    • I11 - Health, Education, and Welfare - - Health - - - Analysis of Health Care Markets
    • L10 - Industrial Organization - - Market Structure, Firm Strategy, and Market Performance - - - General

    NEP fields

    This paper has been announced in the following NEP Reports:

    Statistics

    Access and download statistics

    Corrections

    All material on this site has been provided by the respective publishers and authors. You can help correct errors and omissions. When requesting a correction, please mention this item's handle: RePEc:cpr:ceprdp:3589. See general information about how to correct material in RePEc.

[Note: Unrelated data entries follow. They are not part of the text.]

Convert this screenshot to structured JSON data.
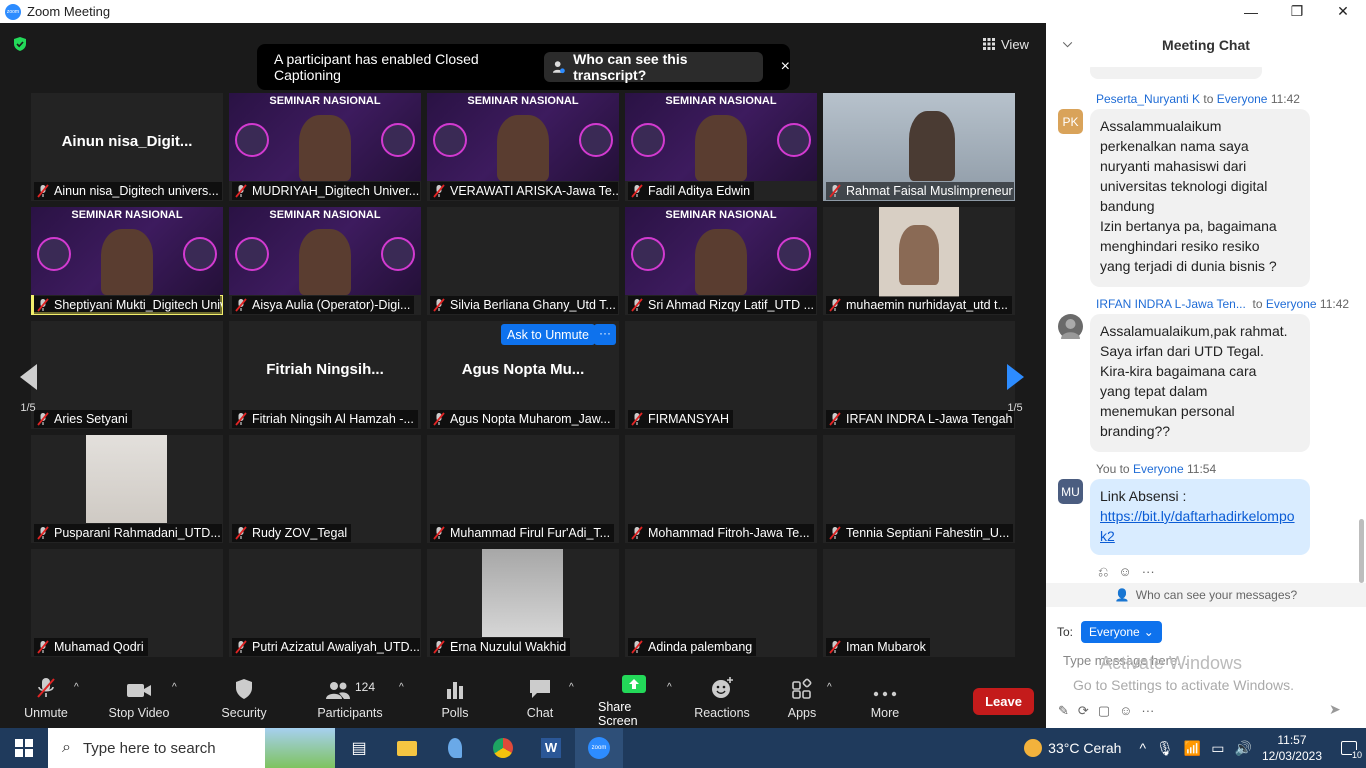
{
  "window": {
    "title": "Zoom Meeting",
    "minimize": "—",
    "maximize": "❐",
    "close": "✕"
  },
  "view_label": "View",
  "caption_banner": {
    "message": "A participant has enabled Closed Captioning",
    "button": "Who can see this transcript?",
    "close": "×"
  },
  "ask_to_unmute": "Ask to Unmute",
  "ask_more": "···",
  "page_indicator": {
    "left": "1/5",
    "right": "1/5"
  },
  "tiles": [
    {
      "name": "Ainun nisa_Digitech univers...",
      "center": "Ainun  nisa_Digit...",
      "kind": "name"
    },
    {
      "name": "MUDRIYAH_Digitech Univer...",
      "kind": "banner",
      "banner_title": "SEMINAR NASIONAL"
    },
    {
      "name": "VERAWATI ARISKA-Jawa Te...",
      "kind": "banner",
      "banner_title": "SEMINAR NASIONAL"
    },
    {
      "name": "Fadil Aditya Edwin",
      "kind": "banner",
      "banner_title": "SEMINAR NASIONAL"
    },
    {
      "name": "Rahmat Faisal Muslimpreneur",
      "kind": "video"
    },
    {
      "name": "Sheptiyani Mukti_Digitech Univ...",
      "kind": "banner",
      "banner_title": "SEMINAR NASIONAL",
      "active": true
    },
    {
      "name": "Aisya Aulia (Operator)-Digi...",
      "kind": "banner",
      "banner_title": "SEMINAR NASIONAL"
    },
    {
      "name": "Silvia Berliana Ghany_Utd T...",
      "kind": "empty"
    },
    {
      "name": "Sri Ahmad Rizqy Latif_UTD ...",
      "kind": "banner",
      "banner_title": "SEMINAR NASIONAL"
    },
    {
      "name": "muhaemin nurhidayat_utd t...",
      "kind": "photo"
    },
    {
      "name": "Aries Setyani",
      "kind": "empty"
    },
    {
      "name": "Fitriah Ningsih Al Hamzah -...",
      "center": "Fitriah  Ningsih...",
      "kind": "name"
    },
    {
      "name": "Agus Nopta Muharom_Jaw...",
      "center": "Agus Nopta Mu...",
      "kind": "name"
    },
    {
      "name": "FIRMANSYAH",
      "kind": "empty"
    },
    {
      "name": "IRFAN INDRA L-Jawa Tengah",
      "kind": "empty"
    },
    {
      "name": "Pusparani Rahmadani_UTD...",
      "kind": "photo2"
    },
    {
      "name": "Rudy ZOV_Tegal",
      "kind": "empty"
    },
    {
      "name": "Muhammad Firul Fur'Adi_T...",
      "kind": "empty"
    },
    {
      "name": "Mohammad Fitroh-Jawa Te...",
      "kind": "empty"
    },
    {
      "name": "Tennia Septiani Fahestin_U...",
      "kind": "empty"
    },
    {
      "name": "Muhamad Qodri",
      "kind": "empty"
    },
    {
      "name": "Putri Azizatul Awaliyah_UTD...",
      "kind": "empty"
    },
    {
      "name": "Erna Nuzulul Wakhid",
      "kind": "photo3"
    },
    {
      "name": "Adinda palembang",
      "kind": "empty"
    },
    {
      "name": "Iman Mubarok",
      "kind": "empty"
    }
  ],
  "toolbar": {
    "unmute": "Unmute",
    "stop_video": "Stop Video",
    "security": "Security",
    "participants": "Participants",
    "participants_count": "124",
    "polls": "Polls",
    "chat": "Chat",
    "share_screen": "Share Screen",
    "reactions": "Reactions",
    "apps": "Apps",
    "more": "More",
    "leave": "Leave"
  },
  "chat": {
    "title": "Meeting Chat",
    "messages": [
      {
        "sender": "Peserta_Nuryanti K",
        "to": "to",
        "recipient": "Everyone",
        "time": "11:42",
        "avatar": "PK",
        "avatar_color": "#d9a35a",
        "text": "Assalammualaikum\nperkenalkan nama saya\nnuryanti mahasiswi dari\nuniversitas teknologi digital\nbandung\nIzin bertanya pa, bagaimana\nmenghindari resiko resiko\nyang terjadi di dunia bisnis ?"
      },
      {
        "sender": "IRFAN INDRA L-Jawa Ten...",
        "to": "to",
        "recipient": "Everyone",
        "time": "11:42",
        "avatar": "",
        "avatar_color": "#6a6a6a",
        "text": "Assalamualaikum,pak rahmat.\nSaya irfan dari UTD Tegal.\nKira-kira bagaimana cara\nyang tepat dalam\nmenemukan personal\nbranding??"
      },
      {
        "sender": "You",
        "to": "to",
        "recipient": "Everyone",
        "time": "11:54",
        "avatar": "MU",
        "avatar_color": "#4b5d80",
        "text": "Link Absensi :",
        "link": "https://bit.ly/daftarhadirkelompok2"
      }
    ],
    "who_can_see": "Who can see your messages?",
    "to_label": "To:",
    "to_value": "Everyone",
    "placeholder": "Type message here...",
    "watermark_title": "Activate Windows",
    "watermark_sub": "Go to Settings to activate Windows."
  },
  "taskbar": {
    "search_placeholder": "Type here to search",
    "weather": "33°C  Cerah",
    "time": "11:57",
    "date": "12/03/2023",
    "notif_count": "10"
  }
}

    For technical questions regarding this item, or to correct its authors, title, abstract, bibliographic or download information, contact: (). General contact details of provider: .

    If you have authored this item and are not yet registered with RePEc, we encourage you to do it here. This allows to link your profile to this item. It also allows you to accept potential citations to this item that we are uncertain about.

    If CitEc recognized a reference but did not link an item in RePEc to it, you can help with this form .

    If you know of missing items citing this one, you can help us creating those links by adding the relevant references in the same way as above, for each refering item. If you are a registered author of this item, you may also want to check the "citations" tab in your RePEc Author Service profile, as there may be some citations waiting for confirmation.

    Please note that corrections may take a couple of weeks to filter through the various RePEc services.

    IDEAS is a RePEc service hosted by the Research Division of the Federal Reserve Bank of St. Louis . RePEc uses bibliographic data supplied by the respective publishers.